posted by ChuraChura at 6:30 AM on January 31 [1 favorite]


Gritty Spanish might not be suitable for class, depending on your tutor/institution (sample scene titles: Pregnant girlfriend; Vietnam Hustler; Road Rage; Rough Night in the Bronx), but might suit you for using at home. It has audio scenes, with transcriptions, with a wide variety of Latin American accents, and specifies the country of origin for each character - it's really interesting to hear the different accents up against each other, compare and contrast, pick up some of the different vocabulary from different countries.

I really enjoy the Duolingo podcasts, but they're definitely at the easy end of Intermediate - I'd say more like B1 than C1, so you might find them a bit tedious in terms of speed and complexity.
posted by penguin pie at 7:05 AM on January 31 [3 favorites]


News in Slow Spanish is a good resource, especially for a class. They have a Latin American version.

Fun youtube videos are also great. Search for cooking shows from various countries and you can often find them without subtitles. For instance, search for "cocina peruana". (Plus you can discover the delicious joy of papas rellenas. Sooo fiddly, but damn tasty.)

It helps to know which accents are easier for learners.
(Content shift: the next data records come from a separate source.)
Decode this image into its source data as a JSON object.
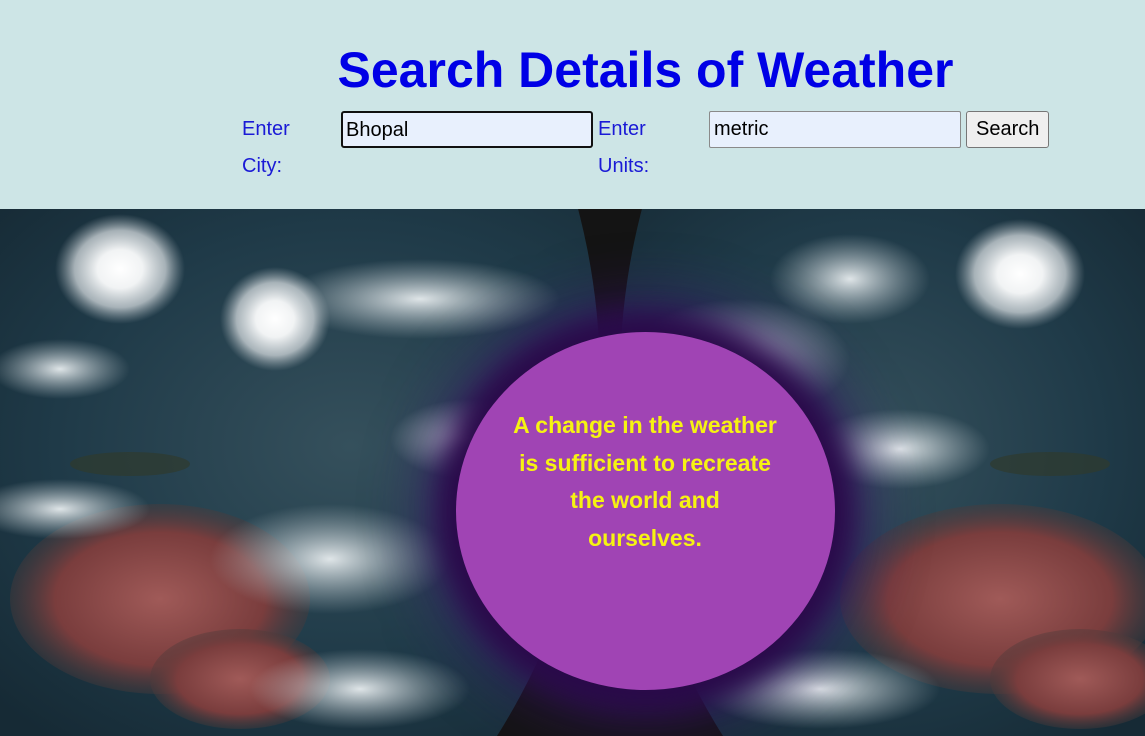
{
  "page": {
    "title": "Search Details of Weather"
  },
  "search_form": {
    "city_label": "Enter City:",
    "city_value": "Bhopal",
    "units_label": "Enter Units:",
    "units_value": "metric",
    "search_button": "Search"
  },
  "hero": {
    "background": "satellite-earth-image",
    "quote": "A change in the weather is sufficient to recreate the world and ourselves."
  },
  "colors": {
    "header_bg": "#cde5e6",
    "title": "#0000e6",
    "label": "#1a1ad6",
    "circle": "#a044b4",
    "quote_text": "#f6f312"
  }
}
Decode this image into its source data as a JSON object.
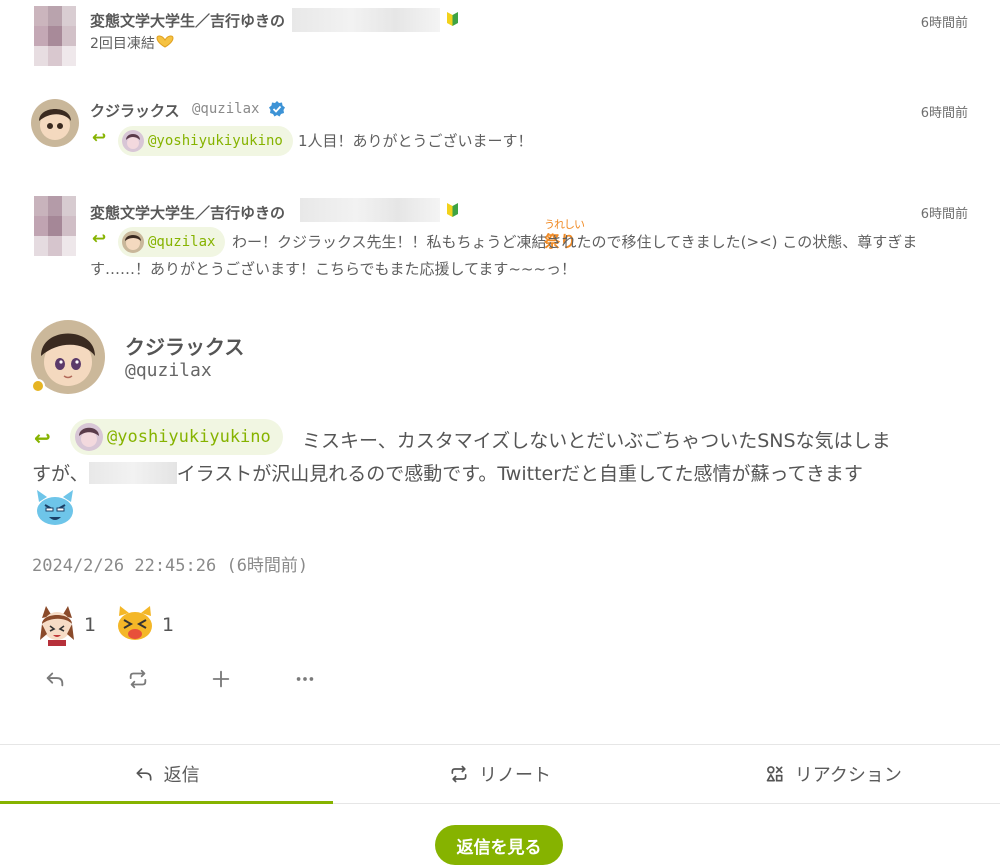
{
  "notes": [
    {
      "name": "変態文学大学生／吉行ゆきの",
      "time": "6時間前",
      "text": "2回目凍結",
      "emoji": "heart-hands-emoji"
    },
    {
      "name": "クジラックス",
      "handle": "@quzilax",
      "time": "6時間前",
      "mention": "@yoshiyukiyukino",
      "text": "1人目！ありがとうございまーす！",
      "sticker_top": "うれしい",
      "sticker_bottom": "祭り"
    },
    {
      "name": "変態文学大学生／吉行ゆきの",
      "time": "6時間前",
      "mention": "@quzilax",
      "text_line1": "わー！クジラックス先生！！私もちょうど凍結されたので移住してきました(><) この状態、尊すぎま",
      "text_line2": "す……！ありがとうございます！こちらでもまた応援してます~~~っ！"
    }
  ],
  "main": {
    "name": "クジラックス",
    "handle": "@quzilax",
    "mention": "@yoshiyukiyukino",
    "text_line1": "ミスキー、カスタマイズしないとだいぶごちゃついたSNSな気はしま",
    "text_line2_a": "すが、",
    "text_line2_b": "イラストが沢山見れるので感動です。Twitterだと自重してた感情が蘇ってきます",
    "timestamp": "2024/2/26 22:45:26 (6時間前)",
    "reactions": [
      {
        "icon": "fox-girl-emoji",
        "count": "1"
      },
      {
        "icon": "crying-cat-emoji",
        "count": "1"
      }
    ]
  },
  "actions": [
    "reply-icon",
    "renote-icon",
    "plus-icon",
    "more-icon"
  ],
  "tabs": [
    {
      "label": "返信",
      "icon": "reply-icon"
    },
    {
      "label": "リノート",
      "icon": "renote-icon"
    },
    {
      "label": "リアクション",
      "icon": "reaction-icon"
    }
  ],
  "see_replies": "返信を見る",
  "colors": {
    "accent": "#86b300",
    "mention_bg": "#f1f6e2",
    "status": "#e6b422"
  }
}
For instance, Peru and Bolivian accents are wonderfully clear and annunciated; the Chilean accent is fiendishly hard and they use a lot of slang.
posted by EllaEm at 8:00 AM on January 31


Oh, and I just thought of a cute movie, for cultural references in South America. Again more for entertainment than classroom material - it's a lowbrow comedy with sex jokes and a lot of slang -but 2015's Lusers plot sounds like the setup for a classic joke.
Three strangers; a Chilean, a Peruvian, and an Argentine, get lost in the jungle on their way to the World Cup final. Humorous complications ensue.

Besides the language and accents, I find I get some insight into how neighbors see each other, and themselves, by the jokes they tell about each other. Oh, that's such a Chilean thing to say! Really? How so, let me take notes.
It's not the greatest, and you probably won't get all the 'inside jokes' (there's a bit where they're doing a "you're on MY side of the log, that's your side over there" and going back and forth about it, that suddenly makes sense, considering these three neighboring countries must have had territory disputes, and that's what they're satirizing, for example).
I assume everywhere must have some version of 'a Goan, a Kashmiri, and a Tamil are shipwrecked on an island...' that's going to be some mix of mildly offensive and it's funny because it's a little true. This is one of those, for southern South America.

But if you have no sense of history or cultural background reference points, you might want to warm up with -sorry, these are in (fast) English not Spanish - some things like Geography Now's various episodes on SA countries or just a quick amusing Who Hates Who in Latin America?
posted by bartleby at 2:24 PM on January 31


News in Slow Spanish switched away from podcasts and to their own app last year (the podcast is now headlines, finished with directions to go to the app) The app limits the content available if you aren't logged in, and has lots of dead air as it (presumably) downloads segments.
posted by JawnBigboote at 6:13 PM on February 1


« Older I broke my arm   |   Barcelona - Shopping Newer »

You are not logged in, either login or create an account to post comments